*REQUIRED ACTION*. Where "time" appears in a line of the entries below, that line should be copied.

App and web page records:

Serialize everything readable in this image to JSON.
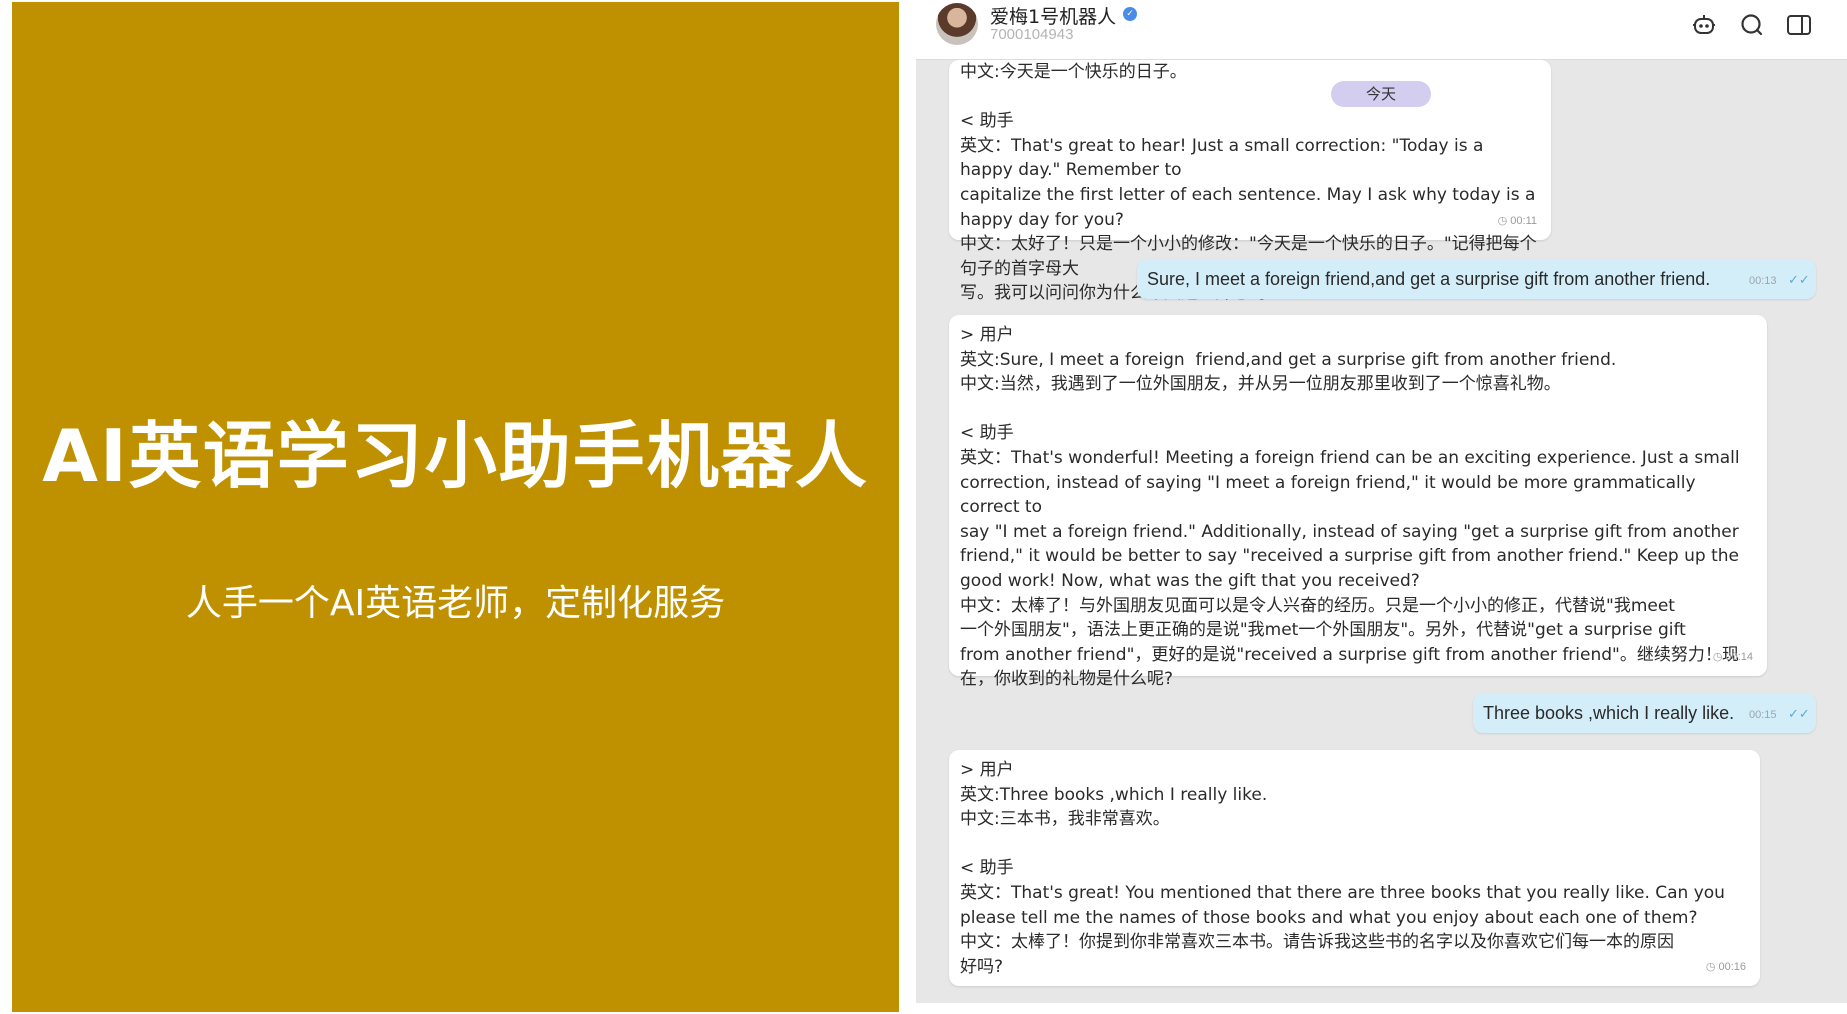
{
  "promo": {
    "title": "AI英语学习小助手机器人",
    "subtitle": "人手一个AI英语老师，定制化服务",
    "background_color": "#bf9100"
  },
  "chat": {
    "header": {
      "bot_name": "爱梅1号机器人",
      "bot_id": "7000104943",
      "icons": [
        "bot-icon",
        "search-icon",
        "sidebar-toggle-icon"
      ],
      "verified_icon": "verified-badge-icon"
    },
    "date_divider": "今天",
    "messages": [
      {
        "side": "in",
        "lines": [
          "中文:今天是一个快乐的日子。",
          "",
          "< 助手",
          "英文：That's great to hear! Just a small correction: \"Today is a happy day.\" Remember to",
          "capitalize the first letter of each sentence. May I ask why today is a happy day for you?",
          "中文：太好了！只是一个小小的修改：\"今天是一个快乐的日子。\"记得把每个句子的首字母大",
          "写。我可以问问你为什么今天这么开心吗?"
        ],
        "time": "◷ 00:11"
      },
      {
        "side": "out",
        "text": "Sure, I meet a foreign  friend,and get a surprise gift from another friend.",
        "time": "00:13",
        "status_icon": "double-check-icon"
      },
      {
        "side": "in",
        "lines": [
          "> 用户",
          "英文:Sure, I meet a foreign  friend,and get a surprise gift from another friend.",
          "中文:当然，我遇到了一位外国朋友，并从另一位朋友那里收到了一个惊喜礼物。",
          "",
          "< 助手",
          "英文：That's wonderful! Meeting a foreign friend can be an exciting experience. Just a small",
          "correction, instead of saying \"I meet a foreign friend,\" it would be more grammatically correct to",
          "say \"I met a foreign friend.\" Additionally, instead of saying \"get a surprise gift from another",
          "friend,\" it would be better to say \"received a surprise gift from another friend.\" Keep up the",
          "good work! Now, what was the gift that you received?",
          "中文：太棒了！与外国朋友见面可以是令人兴奋的经历。只是一个小小的修正，代替说\"我meet",
          "一个外国朋友\"，语法上更正确的是说\"我met一个外国朋友\"。另外，代替说\"get a surprise gift",
          "from another friend\"，更好的是说\"received a surprise gift from another friend\"。继续努力！现",
          "在，你收到的礼物是什么呢?"
        ],
        "time": "◷ 00:14"
      },
      {
        "side": "out",
        "text": "Three books ,which I really like.",
        "time": "00:15",
        "status_icon": "double-check-icon"
      },
      {
        "side": "in",
        "lines": [
          "> 用户",
          "英文:Three books ,which I really like.",
          "中文:三本书，我非常喜欢。",
          "",
          "< 助手",
          "英文：That's great! You mentioned that there are three books that you really like. Can you",
          "please tell me the names of those books and what you enjoy about each one of them?",
          "中文：太棒了！你提到你非常喜欢三本书。请告诉我这些书的名字以及你喜欢它们每一本的原因",
          "好吗?"
        ],
        "time": "◷ 00:16"
      }
    ]
  }
}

*OUTPUT*.
        "time": "◷ 00:11"
        "time": "00:13",
        "time": "◷ 00:14"
        "time": "00:15",
        "time": "◷ 00:16"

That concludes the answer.